**Exercise objective**:
Records follow. Select each line holding "inside".

**Record excerpts**:

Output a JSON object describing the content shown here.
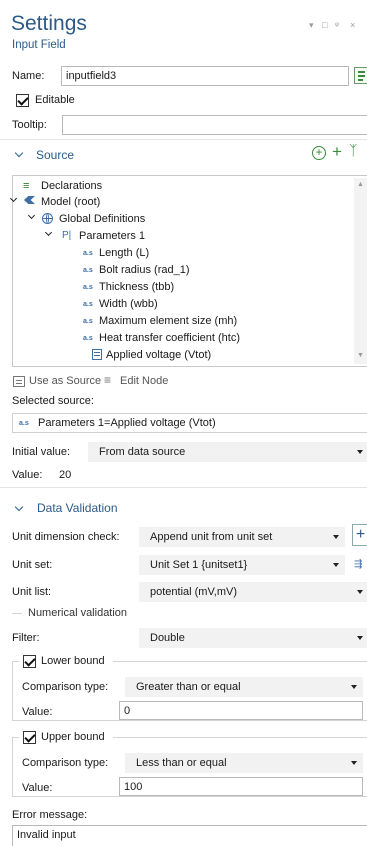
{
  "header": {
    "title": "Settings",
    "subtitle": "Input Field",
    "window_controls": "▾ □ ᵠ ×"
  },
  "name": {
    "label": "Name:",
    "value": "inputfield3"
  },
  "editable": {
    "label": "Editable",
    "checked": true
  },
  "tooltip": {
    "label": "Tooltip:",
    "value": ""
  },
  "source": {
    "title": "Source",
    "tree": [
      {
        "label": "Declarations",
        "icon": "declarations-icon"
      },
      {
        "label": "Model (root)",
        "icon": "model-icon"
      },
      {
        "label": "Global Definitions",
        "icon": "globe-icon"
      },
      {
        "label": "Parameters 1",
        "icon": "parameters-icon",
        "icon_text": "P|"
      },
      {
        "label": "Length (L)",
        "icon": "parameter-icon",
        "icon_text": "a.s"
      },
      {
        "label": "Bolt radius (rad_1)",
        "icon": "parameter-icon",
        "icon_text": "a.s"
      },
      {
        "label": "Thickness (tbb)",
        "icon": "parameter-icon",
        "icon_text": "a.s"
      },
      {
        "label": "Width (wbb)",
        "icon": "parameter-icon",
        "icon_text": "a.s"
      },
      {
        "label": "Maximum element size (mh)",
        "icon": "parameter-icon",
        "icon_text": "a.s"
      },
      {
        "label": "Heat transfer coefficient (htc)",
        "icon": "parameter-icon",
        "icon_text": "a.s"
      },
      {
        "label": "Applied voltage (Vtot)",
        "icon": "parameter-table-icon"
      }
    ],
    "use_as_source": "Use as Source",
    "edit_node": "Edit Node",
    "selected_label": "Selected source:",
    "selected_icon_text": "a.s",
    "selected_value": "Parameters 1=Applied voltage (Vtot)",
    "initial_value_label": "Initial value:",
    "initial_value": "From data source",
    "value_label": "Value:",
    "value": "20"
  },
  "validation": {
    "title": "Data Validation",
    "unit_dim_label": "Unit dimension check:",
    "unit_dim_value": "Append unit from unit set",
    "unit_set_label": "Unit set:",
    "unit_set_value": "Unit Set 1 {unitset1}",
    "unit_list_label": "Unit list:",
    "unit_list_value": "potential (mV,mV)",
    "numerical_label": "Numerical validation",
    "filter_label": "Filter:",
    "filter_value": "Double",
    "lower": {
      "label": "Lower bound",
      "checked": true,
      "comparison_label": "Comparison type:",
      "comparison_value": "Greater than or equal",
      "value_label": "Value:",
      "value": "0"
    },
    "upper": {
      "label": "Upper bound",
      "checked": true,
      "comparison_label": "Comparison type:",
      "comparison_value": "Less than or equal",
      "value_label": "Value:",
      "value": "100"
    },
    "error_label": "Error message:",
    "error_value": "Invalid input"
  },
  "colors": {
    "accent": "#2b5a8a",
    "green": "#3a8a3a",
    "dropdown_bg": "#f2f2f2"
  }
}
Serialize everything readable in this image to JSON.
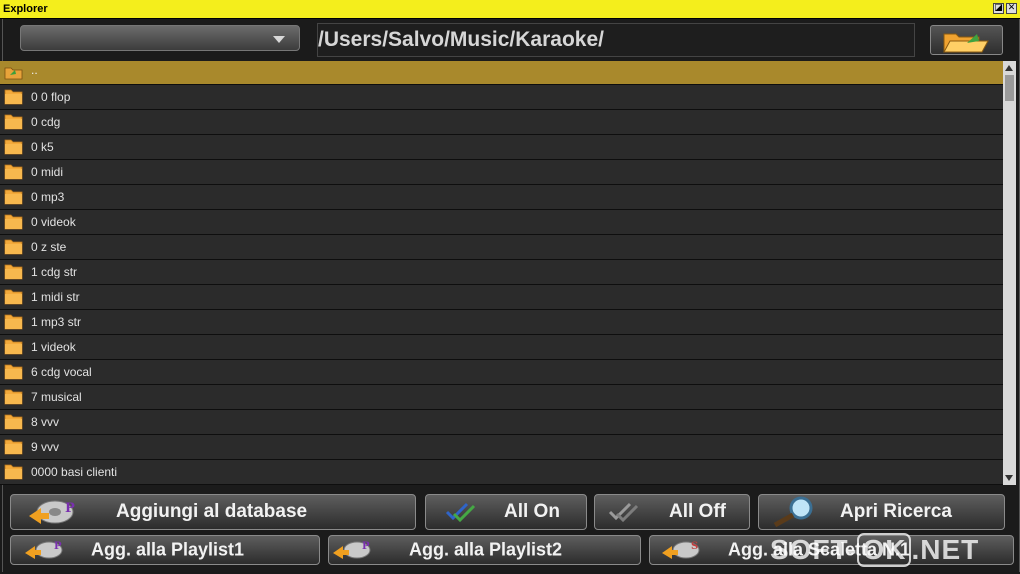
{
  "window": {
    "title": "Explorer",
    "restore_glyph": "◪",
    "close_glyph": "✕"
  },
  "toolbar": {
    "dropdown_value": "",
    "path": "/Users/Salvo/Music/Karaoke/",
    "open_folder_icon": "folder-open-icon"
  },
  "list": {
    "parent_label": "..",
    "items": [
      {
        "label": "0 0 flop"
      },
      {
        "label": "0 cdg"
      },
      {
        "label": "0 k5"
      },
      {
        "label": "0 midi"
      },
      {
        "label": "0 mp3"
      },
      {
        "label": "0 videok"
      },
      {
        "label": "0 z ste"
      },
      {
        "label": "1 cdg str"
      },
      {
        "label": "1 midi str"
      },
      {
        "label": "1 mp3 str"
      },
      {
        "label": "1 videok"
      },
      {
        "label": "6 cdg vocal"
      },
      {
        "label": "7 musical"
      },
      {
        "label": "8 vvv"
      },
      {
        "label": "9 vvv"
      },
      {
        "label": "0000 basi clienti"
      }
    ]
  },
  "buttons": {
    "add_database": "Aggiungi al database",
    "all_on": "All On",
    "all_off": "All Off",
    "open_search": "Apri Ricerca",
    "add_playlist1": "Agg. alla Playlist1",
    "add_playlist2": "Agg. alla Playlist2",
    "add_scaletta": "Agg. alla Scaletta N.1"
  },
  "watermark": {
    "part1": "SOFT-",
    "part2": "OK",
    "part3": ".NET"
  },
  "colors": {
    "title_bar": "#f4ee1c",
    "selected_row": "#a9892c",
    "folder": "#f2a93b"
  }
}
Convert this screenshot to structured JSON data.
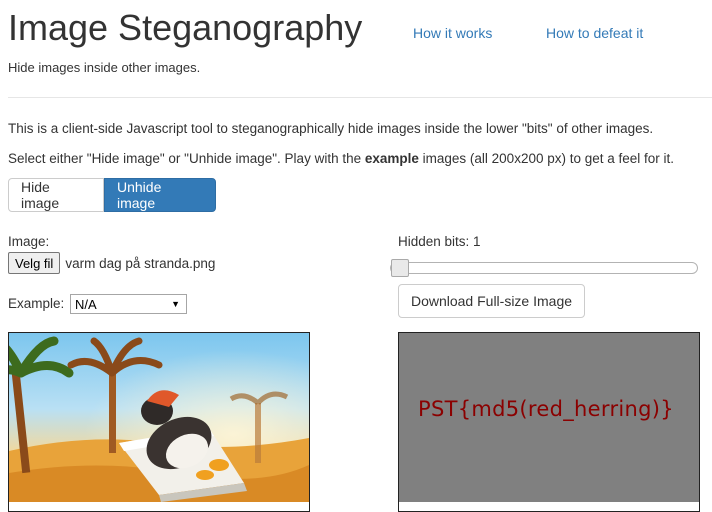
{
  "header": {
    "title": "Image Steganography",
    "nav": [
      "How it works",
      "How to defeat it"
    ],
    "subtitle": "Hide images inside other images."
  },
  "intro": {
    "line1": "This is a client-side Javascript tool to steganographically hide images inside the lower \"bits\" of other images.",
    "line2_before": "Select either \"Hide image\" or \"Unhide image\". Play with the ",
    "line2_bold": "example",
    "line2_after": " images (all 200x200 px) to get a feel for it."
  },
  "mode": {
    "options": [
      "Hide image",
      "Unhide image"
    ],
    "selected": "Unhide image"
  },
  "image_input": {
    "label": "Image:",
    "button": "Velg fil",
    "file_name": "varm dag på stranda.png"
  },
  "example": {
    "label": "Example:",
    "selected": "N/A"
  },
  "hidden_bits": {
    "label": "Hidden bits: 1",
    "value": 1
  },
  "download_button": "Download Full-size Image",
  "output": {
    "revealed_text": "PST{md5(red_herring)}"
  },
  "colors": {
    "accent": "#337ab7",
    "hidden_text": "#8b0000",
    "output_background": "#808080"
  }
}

**Answer to the problem**:
    "subtitle": "Hide images inside other images."
    "line1": "This is a client-side Javascript tool to steganographically hide images inside the lower \"bits\" of other images.",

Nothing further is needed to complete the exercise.